It begins with a statement saying the film does not intend to depict the police as a whole, only a few bad apples. It also depicts a heroic public prosecutor _ Nour”s fiance _ who pursues Hatem and eventually brings him down, a nod to the recent prosecutions of police torture.

But it also shows Hatem”s superiors in the police covering up for his crimes and has some pointed criticisms of Egypt”s ruling National Democratic Party.

“You have been crushing our hearts for more than 24 years. This is enough,” the prosecutor”s mother shouts at an NDP election candidate in one scene. In another plot line, the daughter of a top NDP official takes drugs, gets pregnant outside marriage and gets an abortion.

The film also starts off with real footage taken from 2005 democracy protests that were put down by police beating and dragging away demonstrators.

It is not the first Egyptian movie to tackle the issue of torture _ but it is one of the few that shows it so overtly.

“I didn”t know there is such torture at police stations or prisons for ordinary people,” said one viewer, Amal Zaki, 25, as she was leaving the theater. “I thought they only torture terrorists.”

Egyptian Interior Minister Habib el-Adly defended the police Thursday, saying the entire force should not be criticized for the mistakes of a few officers.

“We can tolerate criticism and transparent review according to the rule of law and commitment to the constitution,” el-Adly said during a speech celebrating Police Day in Egypt. “But we reject that individual mistakes be exaggerated in order to propagate the sick and weird delusions of some.”
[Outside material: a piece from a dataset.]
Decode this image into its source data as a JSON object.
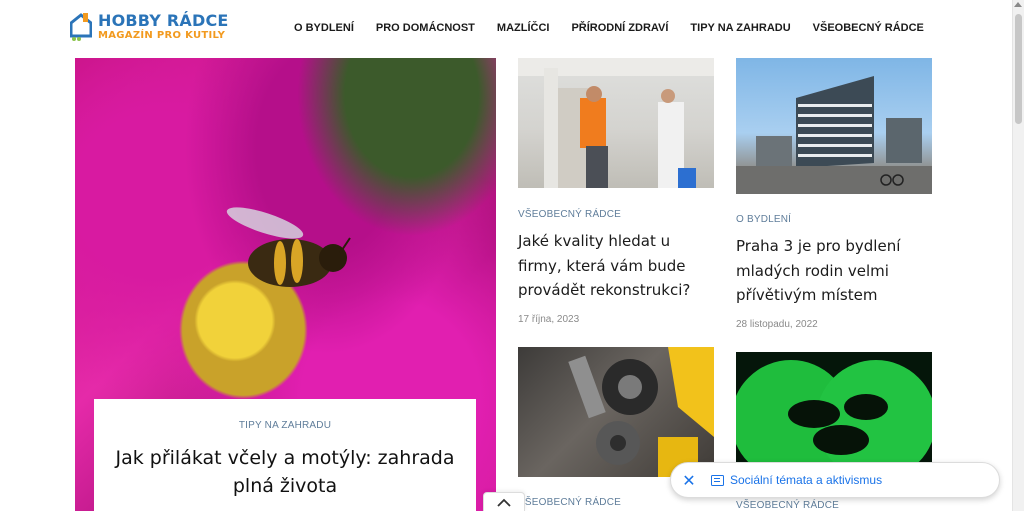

“It”s Chaos” was followed by another sharply critical film _ “Hayna Maysara,” Arabic for “Until Things Get Better,” about the inhuman conditions in Egyptian slums.

“Until Things Get Better” directed by Youssef, touches on a whole range of social ills and taboos _ prostitution, drugs, promiscuous sex, lesbianism, street children and Islamic militancy _ and shows security forces tackling problems with tear gas and brutal crackdowns.

It, too, sparked heavy denunciations in the pro-government press and constant debate on television.

Khaled el-Sergani, a columnist in the independent daily newspaper Al-Destour, said the criticism only highlights the reality of the films. “Why else would all these government writers be up in arms against them,” he wrote.

General Fouad Allam, former head of state security police, warned that “It”s Chaos” will “make people sympathize with the citizens against the police, it will reinforce us versus them. This is not in the state”s interest.”

“It”s Chaos” ends with the angry masses storming the police station to liberate jailed political activists. Hatem, the police officer, shoots himself after he tries to kill the prosecutor.

“Until Things Get Better” ends with police surrounding a slum as they chase terrorists, who battle police then set the area on fire. The terrorists escape, while many of the poor die in the blaze.

The final cut is to a message from the director, Youssef, apologizing to the viewers “for failing to depict the real slum dwellers. Their life is far harsher.”